I'll respond inline, below...

From: "Christopher Rush" <[email protected]>
Date: April 8, 2008 2:12:50 PM PDT

I am modeling a daylight redirection system, something like a light
shelf type of geometry. I have a two part question regarding the
specular component and virtual sources.

It's by no means a validated material definition, but I've been testing
with the following material meant to be something like brushed aluminum.
The intention is that the metal gives the best approximation of the
surface characteristics, while the mirror adds the virtual sources of
the specular reflection.

void metal aluminum
0
5 .7 .7 .7 .5 .01

void mirror aluminum_mirror
1 aluminum
0
3 .35 .35 .35

My first question is the value of the mirror material. I want to
confirm that my value for the mirror of 0.35 is appropriate (0.35 = 0.7
* 0.5). I've based this on my general estimate of 70% general
reflectance and 50% specular reflectance for the actual material. Or
should the value for the mirror be the full 0.5 to match the full
specular component?

Your current value is best, as it corresponds to the amount of specular reflection from the alternate material, and the mirror type does not scatter light at all.

The second part of the question is regarding the use of the alternate
material in the calculation. From an old post I turned up the following
from Greg:

If you are trying to reflect objects in a surface, the "mirror"
primitive allows you to specify any alternate material you choose when
it is not participating in the virtual source calculation.

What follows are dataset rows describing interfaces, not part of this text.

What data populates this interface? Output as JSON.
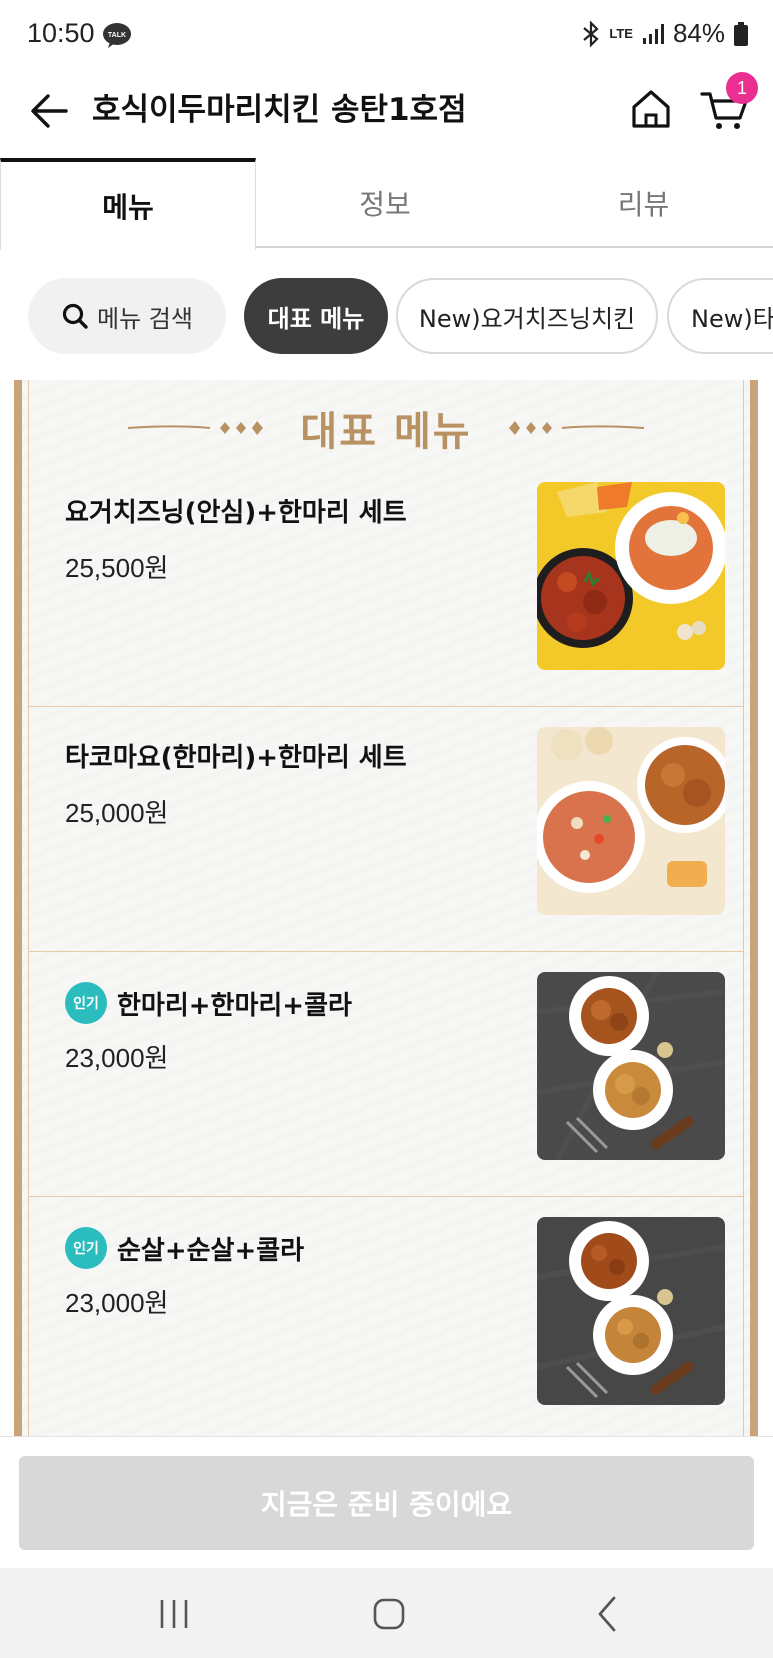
{
  "status_bar": {
    "time": "10:50",
    "talk_icon_text": "TALK",
    "network": "LTE",
    "battery": "84%"
  },
  "header": {
    "title": "호식이두마리치킨 송탄1호점",
    "cart_count": "1"
  },
  "tabs": [
    {
      "label": "메뉴",
      "active": true
    },
    {
      "label": "정보",
      "active": false
    },
    {
      "label": "리뷰",
      "active": false
    }
  ],
  "chips": {
    "search": "메뉴 검색",
    "items": [
      "대표 메뉴",
      "New)요거치즈닝치킨",
      "New)타"
    ]
  },
  "board": {
    "title": "대표 메뉴"
  },
  "menu_items": [
    {
      "name": "요거치즈닝(안심)+한마리 세트",
      "price": "25,500원",
      "badge": ""
    },
    {
      "name": "타코마요(한마리)+한마리 세트",
      "price": "25,000원",
      "badge": ""
    },
    {
      "name": "한마리+한마리+콜라",
      "price": "23,000원",
      "badge": "인기"
    },
    {
      "name": "순살+순살+콜라",
      "price": "23,000원",
      "badge": "인기"
    }
  ],
  "cta": {
    "label": "지금은 준비 중이에요"
  },
  "colors": {
    "accent_badge": "#ea2f90",
    "board_gold": "#b99263",
    "popular_badge": "#2bbcbd",
    "chip_active": "#3d3d3d"
  }
}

Does this mean that the alternate material will participate in the
indirect calculation? Or is the alternate material only used to produce
the appearance of the surface in direct view? Or something else?

Yes, the alternate material will be used during the diffuse interreflection calculation, with care not to over-count light source contributions.

Also, is it reasonable that for a rough surface the mirror value should
be toned down a bit to account for roughness that is not part of the
mirror definition?

Roughness affects the scattering of light (and therefore the sharpness of shadow boundaries) but not the total amount of light transferred. Therefore, it's not a good idea to adjust the mirror value in an attempt to consider roughness.

Any suggestions for appropriate definitions for actual metals found
commonly in the built environment are welcomed.

Thanks,
Chris

Best of luck,
-Greg